== Recorded data ==

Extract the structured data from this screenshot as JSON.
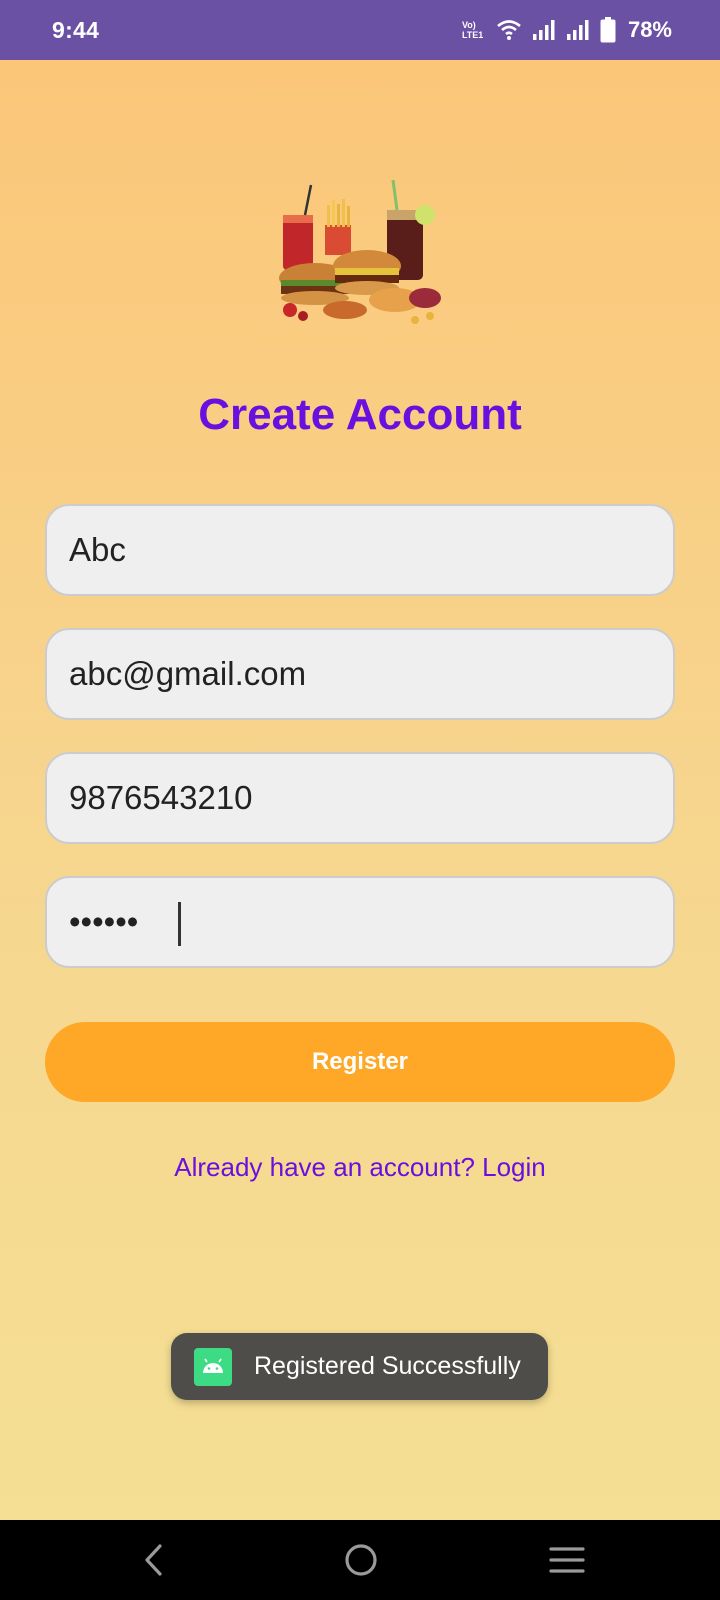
{
  "status_bar": {
    "time": "9:44",
    "volte_top": "Vo)",
    "volte_bottom": "LTE1",
    "battery_percent": "78%"
  },
  "header": {
    "logo_icon": "fast-food-image",
    "title": "Create Account"
  },
  "form": {
    "name_value": "Abc",
    "email_value": "abc@gmail.com",
    "phone_value": "9876543210",
    "password_value": "••••••",
    "register_label": "Register",
    "login_link": "Already have an account? Login"
  },
  "toast": {
    "icon": "android-app-icon",
    "message": "Registered Successfully"
  },
  "nav_bar": {
    "back_icon": "back-icon",
    "home_icon": "home-icon",
    "recents_icon": "recents-icon"
  },
  "colors": {
    "status_bar": "#6a51a4",
    "accent": "#6a0fe0",
    "button": "#ffa726"
  }
}
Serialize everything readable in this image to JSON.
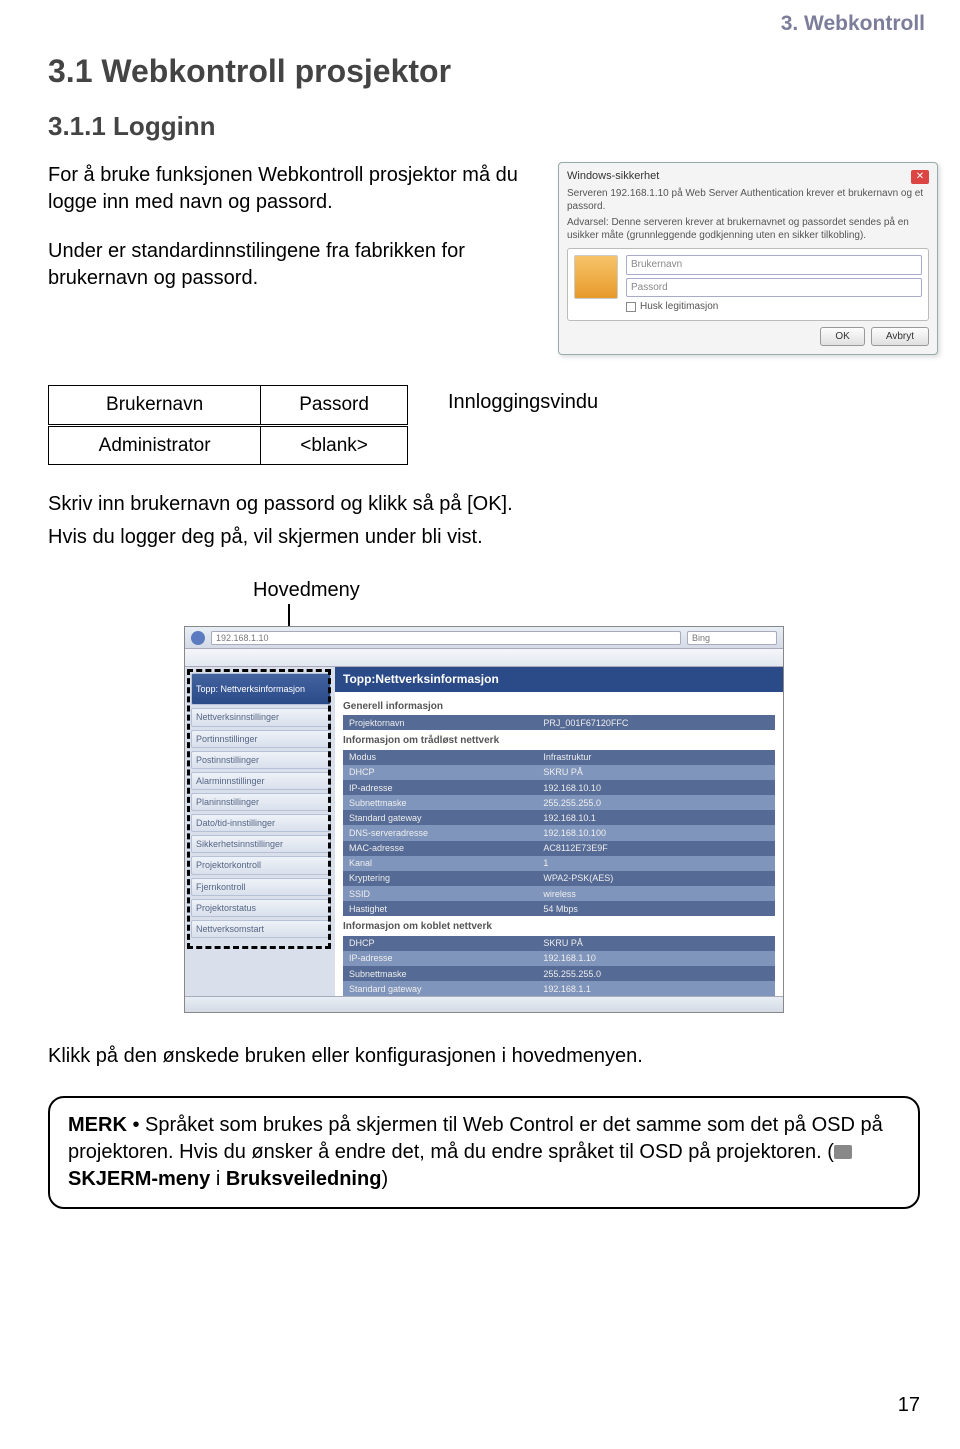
{
  "breadcrumb": "3. Webkontroll",
  "section_title": "3.1 Webkontroll prosjektor",
  "subsection_title": "3.1.1 Logginn",
  "intro_p1": "For å bruke funksjonen Webkontroll prosjektor må du logge inn med navn og passord.",
  "intro_p2": "Under er standardinnstilingene fra fabrikken for brukernavn og passord.",
  "login_dialog": {
    "title": "Windows-sikkerhet",
    "line1": "Serveren 192.168.1.10 på Web Server Authentication krever et brukernavn og et passord.",
    "line2": "Advarsel: Denne serveren krever at brukernavnet og passordet sendes på en usikker måte (grunnleggende godkjenning uten en sikker tilkobling).",
    "user_ph": "Brukernavn",
    "pass_ph": "Passord",
    "remember": "Husk legitimasjon",
    "ok": "OK",
    "cancel": "Avbryt"
  },
  "caption": "Innloggingsvindu",
  "creds_table": {
    "h1": "Brukernavn",
    "h2": "Passord",
    "r1c1": "Administrator",
    "r1c2": "<blank>"
  },
  "body_p1": "Skriv inn brukernavn og passord og klikk så på [OK].",
  "body_p2": "Hvis du logger deg på, vil skjermen under bli vist.",
  "hovedmeny_label": "Hovedmeny",
  "mainmenu": {
    "addr": "192.168.1.10",
    "search": "Bing",
    "banner": "Topp:Nettverksinformasjon",
    "side_first": "Topp: Nettverksinformasjon",
    "side_items": [
      "Nettverksinnstillinger",
      "Portinnstillinger",
      "Postinnstillinger",
      "Alarminnstillinger",
      "Planinnstillinger",
      "Dato/tid-innstillinger",
      "Sikkerhetsinnstillinger",
      "Projektorkontroll",
      "Fjernkontroll",
      "Projektorstatus",
      "Nettverksomstart"
    ],
    "sec1_title": "Generell informasjon",
    "sec1_rows": [
      [
        "Projektornavn",
        "PRJ_001F67120FFC"
      ]
    ],
    "sec2_title": "Informasjon om trådløst nettverk",
    "sec2_rows": [
      [
        "Modus",
        "Infrastruktur"
      ],
      [
        "DHCP",
        "SKRU PÅ"
      ],
      [
        "IP-adresse",
        "192.168.10.10"
      ],
      [
        "Subnettmaske",
        "255.255.255.0"
      ],
      [
        "Standard gateway",
        "192.168.10.1"
      ],
      [
        "DNS-serveradresse",
        "192.168.10.100"
      ],
      [
        "MAC-adresse",
        "AC8112E73E9F"
      ],
      [
        "Kanal",
        "1"
      ],
      [
        "Kryptering",
        "WPA2-PSK(AES)"
      ],
      [
        "SSID",
        "wireless"
      ],
      [
        "Hastighet",
        "54 Mbps"
      ]
    ],
    "sec3_title": "Informasjon om koblet nettverk",
    "sec3_rows": [
      [
        "DHCP",
        "SKRU PÅ"
      ],
      [
        "IP-adresse",
        "192.168.1.10"
      ],
      [
        "Subnettmaske",
        "255.255.255.0"
      ],
      [
        "Standard gateway",
        "192.168.1.1"
      ]
    ]
  },
  "post_p": "Klikk på den ønskede bruken eller konfigurasjonen i hovedmenyen.",
  "note": {
    "lead": "MERK",
    "text1": " • Språket som brukes på skjermen til Web Control er det samme som det på OSD på projektoren. Hvis du ønsker å endre det, må du endre språket til OSD på projektoren. (",
    "ref": "SKJERM-meny",
    "text2": " i ",
    "ref2": "Bruksveiledning",
    "text3": ")"
  },
  "page_number": "17"
}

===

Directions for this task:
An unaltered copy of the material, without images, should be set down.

Your response:
Extract the structured data from this screenshot as JSON.
{
  "status_bar": {
    "time": "9:44",
    "volte_top": "Vo)",
    "volte_bottom": "LTE1",
    "battery_percent": "78%"
  },
  "header": {
    "logo_icon": "fast-food-image",
    "title": "Create Account"
  },
  "form": {
    "name_value": "Abc",
    "email_value": "abc@gmail.com",
    "phone_value": "9876543210",
    "password_value": "••••••",
    "register_label": "Register",
    "login_link": "Already have an account? Login"
  },
  "toast": {
    "icon": "android-app-icon",
    "message": "Registered Successfully"
  },
  "nav_bar": {
    "back_icon": "back-icon",
    "home_icon": "home-icon",
    "recents_icon": "recents-icon"
  },
  "colors": {
    "status_bar": "#6a51a4",
    "accent": "#6a0fe0",
    "button": "#ffa726"
  }
}
Serialize everything readable in this image to JSON.
{
  "breadcrumb": "3. Webkontroll",
  "section_title": "3.1 Webkontroll prosjektor",
  "subsection_title": "3.1.1 Logginn",
  "intro_p1": "For å bruke funksjonen Webkontroll prosjektor må du logge inn med navn og passord.",
  "intro_p2": "Under er standardinnstilingene fra fabrikken for brukernavn og passord.",
  "login_dialog": {
    "title": "Windows-sikkerhet",
    "line1": "Serveren 192.168.1.10 på Web Server Authentication krever et brukernavn og et passord.",
    "line2": "Advarsel: Denne serveren krever at brukernavnet og passordet sendes på en usikker måte (grunnleggende godkjenning uten en sikker tilkobling).",
    "user_ph": "Brukernavn",
    "pass_ph": "Passord",
    "remember": "Husk legitimasjon",
    "ok": "OK",
    "cancel": "Avbryt"
  },
  "caption": "Innloggingsvindu",
  "creds_table": {
    "h1": "Brukernavn",
    "h2": "Passord",
    "r1c1": "Administrator",
    "r1c2": "<blank>"
  },
  "body_p1": "Skriv inn brukernavn og passord og klikk så på [OK].",
  "body_p2": "Hvis du logger deg på, vil skjermen under bli vist.",
  "hovedmeny_label": "Hovedmeny",
  "mainmenu": {
    "addr": "192.168.1.10",
    "search": "Bing",
    "banner": "Topp:Nettverksinformasjon",
    "side_first": "Topp: Nettverksinformasjon",
    "side_items": [
      "Nettverksinnstillinger",
      "Portinnstillinger",
      "Postinnstillinger",
      "Alarminnstillinger",
      "Planinnstillinger",
      "Dato/tid-innstillinger",
      "Sikkerhetsinnstillinger",
      "Projektorkontroll",
      "Fjernkontroll",
      "Projektorstatus",
      "Nettverksomstart"
    ],
    "sec1_title": "Generell informasjon",
    "sec1_rows": [
      [
        "Projektornavn",
        "PRJ_001F67120FFC"
      ]
    ],
    "sec2_title": "Informasjon om trådløst nettverk",
    "sec2_rows": [
      [
        "Modus",
        "Infrastruktur"
      ],
      [
        "DHCP",
        "SKRU PÅ"
      ],
      [
        "IP-adresse",
        "192.168.10.10"
      ],
      [
        "Subnettmaske",
        "255.255.255.0"
      ],
      [
        "Standard gateway",
        "192.168.10.1"
      ],
      [
        "DNS-serveradresse",
        "192.168.10.100"
      ],
      [
        "MAC-adresse",
        "AC8112E73E9F"
      ],
      [
        "Kanal",
        "1"
      ],
      [
        "Kryptering",
        "WPA2-PSK(AES)"
      ],
      [
        "SSID",
        "wireless"
      ],
      [
        "Hastighet",
        "54 Mbps"
      ]
    ],
    "sec3_title": "Informasjon om koblet nettverk",
    "sec3_rows": [
      [
        "DHCP",
        "SKRU PÅ"
      ],
      [
        "IP-adresse",
        "192.168.1.10"
      ],
      [
        "Subnettmaske",
        "255.255.255.0"
      ],
      [
        "Standard gateway",
        "192.168.1.1"
      ]
    ]
  },
  "post_p": "Klikk på den ønskede bruken eller konfigurasjonen i hovedmenyen.",
  "note": {
    "lead": "MERK",
    "text1": " • Språket som brukes på skjermen til Web Control er det samme som det på OSD på projektoren. Hvis du ønsker å endre det, må du endre språket til OSD på projektoren. (",
    "ref": "SKJERM-meny",
    "text2": " i ",
    "ref2": "Bruksveiledning",
    "text3": ")"
  },
  "page_number": "17"
}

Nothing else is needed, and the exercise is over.